Exercise brief: Where an entry holds an image, skip the image but reproduce the rest word for word.

Exercise materials:
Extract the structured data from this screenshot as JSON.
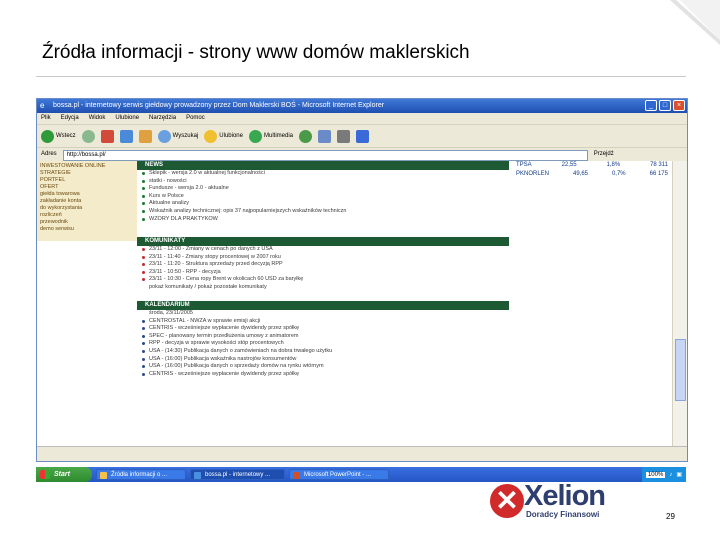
{
  "slide": {
    "title": "Źródła informacji - strony www domów maklerskich",
    "page_number": "29"
  },
  "browser": {
    "window_title": "bossa.pl - internetowy serwis giełdowy prowadzony przez Dom Maklerski BOŚ - Microsoft Internet Explorer",
    "menu": [
      "Plik",
      "Edycja",
      "Widok",
      "Ulubione",
      "Narzędzia",
      "Pomoc"
    ],
    "toolbar": {
      "back_label": "Wstecz",
      "search_label": "Wyszukaj",
      "favorites_label": "Ulubione",
      "multimedia_label": "Multimedia"
    },
    "address_label": "Adres",
    "address_value": "http://bossa.pl/",
    "go_label": "Przejdź"
  },
  "page": {
    "left_nav": [
      "INWESTOWANIE ONLINE",
      "STRATEGIE",
      "PORTFEL",
      "OFERT",
      "giełda towarowa",
      "zakładanie konta",
      "do wykorzystania",
      "rozliczeń",
      "przewodnik",
      "demo serwisu"
    ],
    "sections": [
      {
        "heading": "NEWS",
        "lines": [
          "Sklepik - wersja 2.0 w aktualnej funkcjonalności",
          "statki - nowości",
          "Fundusze - wersja 2.0 - aktualne",
          "Kurs w Polsce",
          "Aktualne analizy",
          "Wskaźnik analizy technicznej: opis 37 najpopularniejszych wskaźników techniczn",
          "WZORY DLA PRAKTYKÓW"
        ]
      },
      {
        "heading": "KOMUNIKATY",
        "lines": [
          "23/11 - 12:00 - Zmiany w cenach po danych z USA",
          "23/11 - 11:40 - Zmiany stopy procentowej w 2007 roku",
          "23/11 - 11:20 - Struktura sprzedaży przed decyzją RPP",
          "23/11 - 10:50 - RPP - decyzja",
          "23/11 - 10:30 - Cena ropy Brent w okolicach 60 USD za baryłkę",
          "pokaż komunikaty / pokaż pozostałe komunikaty"
        ]
      },
      {
        "heading": "KALENDARIUM",
        "lines": [
          "środa, 23/11/2005",
          "CENTROSTAL - NWZA w sprawie emisji akcji",
          "CENTRIS - wcześniejsze wypłacenie dywidendy przez spółkę",
          "SPEC - planowany termin przedłużenia umowy z animatorem",
          "RPP - decyzja w sprawie wysokości stóp procentowych",
          "USA - (14:30) Publikacja danych o zamówieniach na dobra trwałego użytku",
          "USA - (16:00) Publikacja wskaźnika nastrojów konsumentów",
          "USA - (16:00) Publikacja danych o sprzedaży domów na rynku wtórnym",
          "CENTRIS - wcześniejsze wypłacenie dywidendy przez spółkę"
        ]
      }
    ],
    "stock_table": [
      {
        "name": "TPSA",
        "price": "22,55",
        "change": "1,8%",
        "volume": "78 311"
      },
      {
        "name": "PKNORLEN",
        "price": "49,65",
        "change": "0,7%",
        "volume": "66 175"
      }
    ]
  },
  "taskbar": {
    "start_label": "Start",
    "tasks": [
      "Źródła informacji o ...",
      "bossa.pl - internetowy ...",
      "Microsoft PowerPoint - ..."
    ],
    "zoom": "100%"
  },
  "logo": {
    "word": "Xelion",
    "subtitle": "Doradcy Finansowi"
  },
  "colors": {
    "section_header": "#1d5a34",
    "xp_blue": "#2457c4",
    "logo_red": "#d02a2a",
    "logo_navy": "#2e3f6f"
  }
}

Your response:
Extract the structured data from this screenshot as JSON.
{
  "slide": {
    "title": "Źródła informacji - strony www domów maklerskich",
    "page_number": "29"
  },
  "browser": {
    "window_title": "bossa.pl - internetowy serwis giełdowy prowadzony przez Dom Maklerski BOŚ - Microsoft Internet Explorer",
    "menu": [
      "Plik",
      "Edycja",
      "Widok",
      "Ulubione",
      "Narzędzia",
      "Pomoc"
    ],
    "toolbar": {
      "back_label": "Wstecz",
      "search_label": "Wyszukaj",
      "favorites_label": "Ulubione",
      "multimedia_label": "Multimedia"
    },
    "address_label": "Adres",
    "address_value": "http://bossa.pl/",
    "go_label": "Przejdź"
  },
  "page": {
    "left_nav": [
      "INWESTOWANIE ONLINE",
      "STRATEGIE",
      "PORTFEL",
      "OFERT",
      "giełda towarowa",
      "zakładanie konta",
      "do wykorzystania",
      "rozliczeń",
      "przewodnik",
      "demo serwisu"
    ],
    "sections": [
      {
        "heading": "NEWS",
        "lines": [
          "Sklepik - wersja 2.0 w aktualnej funkcjonalności",
          "statki - nowości",
          "Fundusze - wersja 2.0 - aktualne",
          "Kurs w Polsce",
          "Aktualne analizy",
          "Wskaźnik analizy technicznej: opis 37 najpopularniejszych wskaźników techniczn",
          "WZORY DLA PRAKTYKÓW"
        ]
      },
      {
        "heading": "KOMUNIKATY",
        "lines": [
          "23/11 - 12:00 - Zmiany w cenach po danych z USA",
          "23/11 - 11:40 - Zmiany stopy procentowej w 2007 roku",
          "23/11 - 11:20 - Struktura sprzedaży przed decyzją RPP",
          "23/11 - 10:50 - RPP - decyzja",
          "23/11 - 10:30 - Cena ropy Brent w okolicach 60 USD za baryłkę",
          "pokaż komunikaty / pokaż pozostałe komunikaty"
        ]
      },
      {
        "heading": "KALENDARIUM",
        "lines": [
          "środa, 23/11/2005",
          "CENTROSTAL - NWZA w sprawie emisji akcji",
          "CENTRIS - wcześniejsze wypłacenie dywidendy przez spółkę",
          "SPEC - planowany termin przedłużenia umowy z animatorem",
          "RPP - decyzja w sprawie wysokości stóp procentowych",
          "USA - (14:30) Publikacja danych o zamówieniach na dobra trwałego użytku",
          "USA - (16:00) Publikacja wskaźnika nastrojów konsumentów",
          "USA - (16:00) Publikacja danych o sprzedaży domów na rynku wtórnym",
          "CENTRIS - wcześniejsze wypłacenie dywidendy przez spółkę"
        ]
      }
    ],
    "stock_table": [
      {
        "name": "TPSA",
        "price": "22,55",
        "change": "1,8%",
        "volume": "78 311"
      },
      {
        "name": "PKNORLEN",
        "price": "49,65",
        "change": "0,7%",
        "volume": "66 175"
      }
    ]
  },
  "taskbar": {
    "start_label": "Start",
    "tasks": [
      "Źródła informacji o ...",
      "bossa.pl - internetowy ...",
      "Microsoft PowerPoint - ..."
    ],
    "zoom": "100%"
  },
  "logo": {
    "word": "Xelion",
    "subtitle": "Doradcy Finansowi"
  },
  "colors": {
    "section_header": "#1d5a34",
    "xp_blue": "#2457c4",
    "logo_red": "#d02a2a",
    "logo_navy": "#2e3f6f"
  }
}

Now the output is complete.